» BRIEF: In your copy, reproduce the entries exactly as they are, minus the images.

═════ MATERIAL FOR THE TASK

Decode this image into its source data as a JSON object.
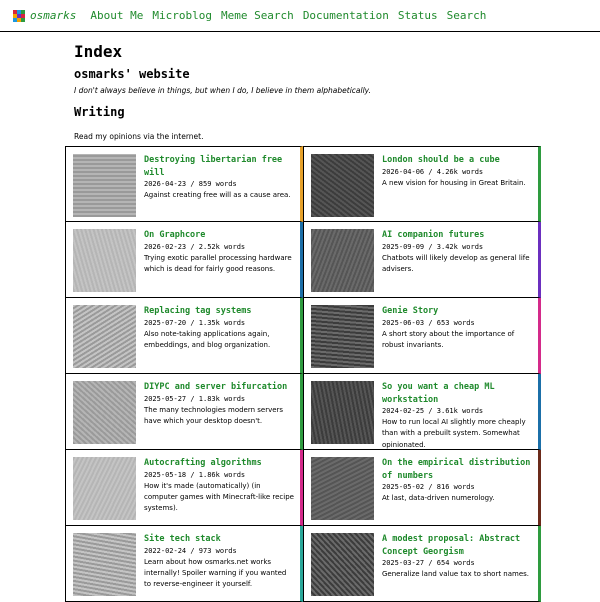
{
  "nav": {
    "brand": "osmarks",
    "links": [
      "About Me",
      "Microblog",
      "Meme Search",
      "Documentation",
      "Status",
      "Search"
    ],
    "logo_colors": [
      "#d7263d",
      "#1b98e0",
      "#2e9b3f",
      "#f4a300",
      "#6b2fbf",
      "#d7263d",
      "#1b98e0",
      "#f4a300",
      "#2e9b3f"
    ]
  },
  "header": {
    "title": "Index",
    "subtitle": "osmarks' website",
    "tagline": "I don't always believe in things, but when I do, I believe in them alphabetically."
  },
  "writing": {
    "heading": "Writing",
    "intro": "Read my opinions via the internet."
  },
  "colors": {
    "accent": "#1f8a2c"
  },
  "posts": [
    {
      "title": "Destroying libertarian free will",
      "meta": "2026-04-23 / 859 words",
      "desc": "Against creating free will as a cause area.",
      "stripe": "#e6a12a",
      "thumb": "dice-thumbnail"
    },
    {
      "title": "London should be a cube",
      "meta": "2026-04-06 / 4.26k words",
      "desc": "A new vision for housing in Great Britain.",
      "stripe": "#2e9b3f",
      "thumb": "cube-city-thumbnail"
    },
    {
      "title": "On Graphcore",
      "meta": "2026-02-23 / 2.52k words",
      "desc": "Trying exotic parallel processing hardware which is dead for fairly good reasons.",
      "stripe": "#1b6fa8",
      "thumb": "chip-thumbnail"
    },
    {
      "title": "AI companion futures",
      "meta": "2025-09-09 / 3.42k words",
      "desc": "Chatbots will likely develop as general life advisers.",
      "stripe": "#6b2fbf",
      "thumb": "portrait-thumbnail"
    },
    {
      "title": "Replacing tag systems",
      "meta": "2025-07-20 / 1.35k words",
      "desc": "Also note-taking applications again, embeddings, and blog organization.",
      "stripe": "#2e9b3f",
      "thumb": "book-thumbnail"
    },
    {
      "title": "Genie Story",
      "meta": "2025-06-03 / 653 words",
      "desc": "A short story about the importance of robust invariants.",
      "stripe": "#d42a8a",
      "thumb": "genie-thumbnail"
    },
    {
      "title": "DIYPC and server bifurcation",
      "meta": "2025-05-27 / 1.83k words",
      "desc": "The many technologies modern servers have which your desktop doesn't.",
      "stripe": "#2e9b3f",
      "thumb": "server-rack-thumbnail"
    },
    {
      "title": "So you want a cheap ML workstation",
      "meta": "2024-02-25 / 3.61k words",
      "desc": "How to run local AI slightly more cheaply than with a prebuilt system. Somewhat opinionated.",
      "stripe": "#1b6fa8",
      "thumb": "workstation-thumbnail"
    },
    {
      "title": "Autocrafting algorithms",
      "meta": "2025-05-18 / 1.86k words",
      "desc": "How it's made (automatically) (in computer games with Minecraft-like recipe systems).",
      "stripe": "#d42a8a",
      "thumb": "factory-thumbnail"
    },
    {
      "title": "On the empirical distribution of numbers",
      "meta": "2025-05-02 / 816 words",
      "desc": "At last, data-driven numerology.",
      "stripe": "#6b2a1a",
      "thumb": "papers-thumbnail"
    },
    {
      "title": "Site tech stack",
      "meta": "2022-02-24 / 973 words",
      "desc": "Learn about how osmarks.net works internally! Spoiler warning if you wanted to reverse-engineer it yourself.",
      "stripe": "#2aa89a",
      "thumb": "tower-thumbnail"
    },
    {
      "title": "A modest proposal: Abstract Concept Georgism",
      "meta": "2025-03-27 / 654 words",
      "desc": "Generalize land value tax to short names.",
      "stripe": "#2e9b3f",
      "thumb": "globe-thumbnail"
    }
  ]
}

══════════

» PROBLEM SOLUTION:
Decode this image into its source data as a JSON object.
{
  "nav": {
    "brand": "osmarks",
    "links": [
      "About Me",
      "Microblog",
      "Meme Search",
      "Documentation",
      "Status",
      "Search"
    ],
    "logo_colors": [
      "#d7263d",
      "#1b98e0",
      "#2e9b3f",
      "#f4a300",
      "#6b2fbf",
      "#d7263d",
      "#1b98e0",
      "#f4a300",
      "#2e9b3f"
    ]
  },
  "header": {
    "title": "Index",
    "subtitle": "osmarks' website",
    "tagline": "I don't always believe in things, but when I do, I believe in them alphabetically."
  },
  "writing": {
    "heading": "Writing",
    "intro": "Read my opinions via the internet."
  },
  "colors": {
    "accent": "#1f8a2c"
  },
  "posts": [
    {
      "title": "Destroying libertarian free will",
      "meta": "2026-04-23 / 859 words",
      "desc": "Against creating free will as a cause area.",
      "stripe": "#e6a12a",
      "thumb": "dice-thumbnail"
    },
    {
      "title": "London should be a cube",
      "meta": "2026-04-06 / 4.26k words",
      "desc": "A new vision for housing in Great Britain.",
      "stripe": "#2e9b3f",
      "thumb": "cube-city-thumbnail"
    },
    {
      "title": "On Graphcore",
      "meta": "2026-02-23 / 2.52k words",
      "desc": "Trying exotic parallel processing hardware which is dead for fairly good reasons.",
      "stripe": "#1b6fa8",
      "thumb": "chip-thumbnail"
    },
    {
      "title": "AI companion futures",
      "meta": "2025-09-09 / 3.42k words",
      "desc": "Chatbots will likely develop as general life advisers.",
      "stripe": "#6b2fbf",
      "thumb": "portrait-thumbnail"
    },
    {
      "title": "Replacing tag systems",
      "meta": "2025-07-20 / 1.35k words",
      "desc": "Also note-taking applications again, embeddings, and blog organization.",
      "stripe": "#2e9b3f",
      "thumb": "book-thumbnail"
    },
    {
      "title": "Genie Story",
      "meta": "2025-06-03 / 653 words",
      "desc": "A short story about the importance of robust invariants.",
      "stripe": "#d42a8a",
      "thumb": "genie-thumbnail"
    },
    {
      "title": "DIYPC and server bifurcation",
      "meta": "2025-05-27 / 1.83k words",
      "desc": "The many technologies modern servers have which your desktop doesn't.",
      "stripe": "#2e9b3f",
      "thumb": "server-rack-thumbnail"
    },
    {
      "title": "So you want a cheap ML workstation",
      "meta": "2024-02-25 / 3.61k words",
      "desc": "How to run local AI slightly more cheaply than with a prebuilt system. Somewhat opinionated.",
      "stripe": "#1b6fa8",
      "thumb": "workstation-thumbnail"
    },
    {
      "title": "Autocrafting algorithms",
      "meta": "2025-05-18 / 1.86k words",
      "desc": "How it's made (automatically) (in computer games with Minecraft-like recipe systems).",
      "stripe": "#d42a8a",
      "thumb": "factory-thumbnail"
    },
    {
      "title": "On the empirical distribution of numbers",
      "meta": "2025-05-02 / 816 words",
      "desc": "At last, data-driven numerology.",
      "stripe": "#6b2a1a",
      "thumb": "papers-thumbnail"
    },
    {
      "title": "Site tech stack",
      "meta": "2022-02-24 / 973 words",
      "desc": "Learn about how osmarks.net works internally! Spoiler warning if you wanted to reverse-engineer it yourself.",
      "stripe": "#2aa89a",
      "thumb": "tower-thumbnail"
    },
    {
      "title": "A modest proposal: Abstract Concept Georgism",
      "meta": "2025-03-27 / 654 words",
      "desc": "Generalize land value tax to short names.",
      "stripe": "#2e9b3f",
      "thumb": "globe-thumbnail"
    }
  ]
}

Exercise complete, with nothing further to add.